With physical sales of video games giving way to digital sales, GameStop (NYSE:GME) is in trouble. In January, the game retailer reported that holiday sales declined 16.4% and comparable-store sales decreased 18.7%. The company also reported losing market share during the holiday period based on data from NPD.
Physical game sales are in decline
To management's credit, they have seen the writing on the wall for several years and have attempted to essentially exit the physical video game business as GameStop has expanded into other retail segments like electronics and other merchandise.
By diversifying GameStop's retail operation, management is allowing the physical video game business to decline while replacing it with growing non-physical game merchandise. This presents an entirely different problem for shareholders who don't really own a video game retailer anymore, but a business transforming itself into a general electronics and merchandise retailer.
Meanwhile, GameStop is still very dependent on physical video game sales, and it also faces mounting competition from Amazon.com. Plus, it may take years for non-gaming related business segments to take off. In the meantime, game publishers, console makers, and social gaming sites like Amazon's Twitch are providing gamers more convenient access to games.
The shift to digital is getting worse for GameStop
Later in the spring, Amazon.com's Twitch game streaming site will begin placing "buy" buttons on website broadcasts for computer games from 20 companies. More than 2 million unique streamers use Twitch per month to broadcast live gameplay, and these broadcasts reach 9.7 million daily active users.
The news from Twitch may not be as bad for GameStop as it seems on the surface since PC direct downloading has been around for a while. For years, GameStop has been dealing with competition from Valve Corporation's Steam direct downloading service, which was reported to have over 125 million users in 2015. As of 2013, 92% of PC game purchases were downloaded.
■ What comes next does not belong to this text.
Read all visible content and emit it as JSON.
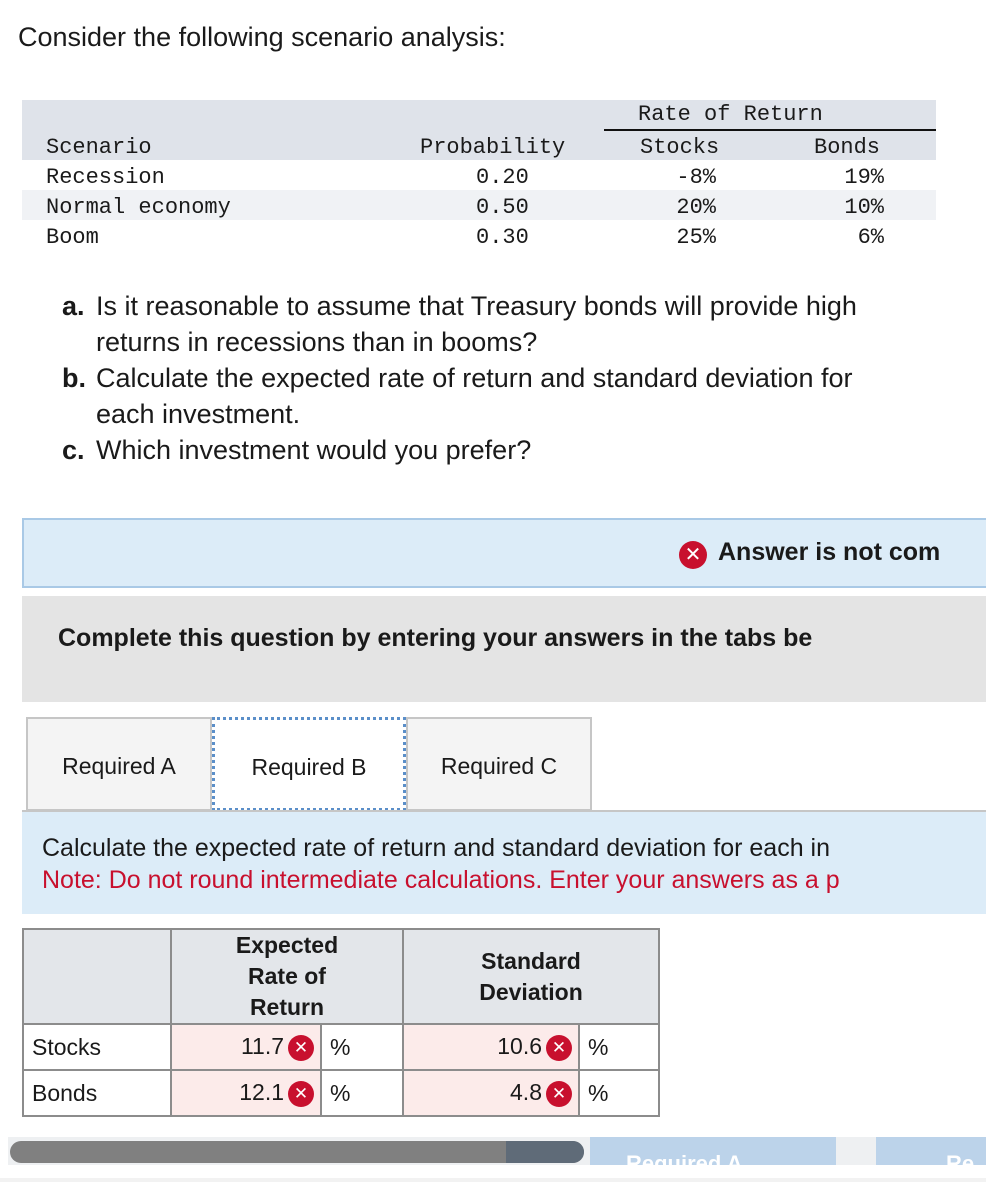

Console gamers have been slow to catch on, but console migration to direct downloading is a slowly rolling avalanche, with GameStop lying directly in its path.
Electronic Arts, for example, reported that 32% of its unit sales on current-generation consoles are from full game downloads. The publisher's trailing-12-month sales from full game downloads grew 38% year over year in the recent quarter to $666 million. Electronic Arts' physical game sales, in contrast, have been flat in recent years.
The direct download trend is helping expand game publishers' margins at the expense of middlemen like GameStop. Subscription services like Sony's Playstation Now service and Microsoft's recent announcement of its new Xbox Game Pass service will only prod gamers further in this direction.
Microsoft's Xbox Game Pass service will give players access to over 100 Xbox One and Xbox 360 titles for $9.99 per month. One of the features of the service will be the ability to download the full game directly to the Xbox One console, which is important for gamers who want smooth, uninterrupted gameplay free of internet connectivity issues. Xbox gamers will also be able to purchase games digitally at a discount with their Game Pass subscription.
These new services will only make it more difficult for GameStop. In the last quarter, 46% of GameStop's net sales came from new hardware and software, while 24% came from pre-owned games. All together, new and used video game hardware and software made up 57% of total gross profit in the third quarter of 2016.
On top of these digital sales trends, GameStop is experiencing the same stiff competition from Amazon's massive retail operation that other retailers have experienced. Amazon offers a special discount for new video game releases exclusively for its Prime members. While GameStop sells new release games at the full retail price of $59.99 plus sales tax and shipping, Amazon Prime members can purchase the same game for $47.99 with the added benefit of free two-day shipping.
The stock is not as cheap as it looks
GameStop is finding it difficult to navigate around the trends moving against it, and the investment community senses it, as GameStop shares plunged 10% after Microsoft's Xbox Game Pass announcement.
With GameStop shares trading for only six times earnings, the stock looks extremely tempting for a value investor. The market is not always rational and can sometimes take a stock to unjustified high or low valuation levels. In this case, I think the market is right to discount GameStop shares as the company's overall performance continues to point to a value trap.
Teresa Kersten is an employee of LinkedIn and a member of The Motley Fool's board of directors. LinkedIn is owned by Microsoft. John Ballard has no position in any stocks mentioned. The Motley Fool owns shares of and recommends Amazon. The Motley Fool has the following options: short April 2017 $28 puts on GameStop. The Motley Fool recommends Electronic Arts. The Motley Fool has a disclosure policy.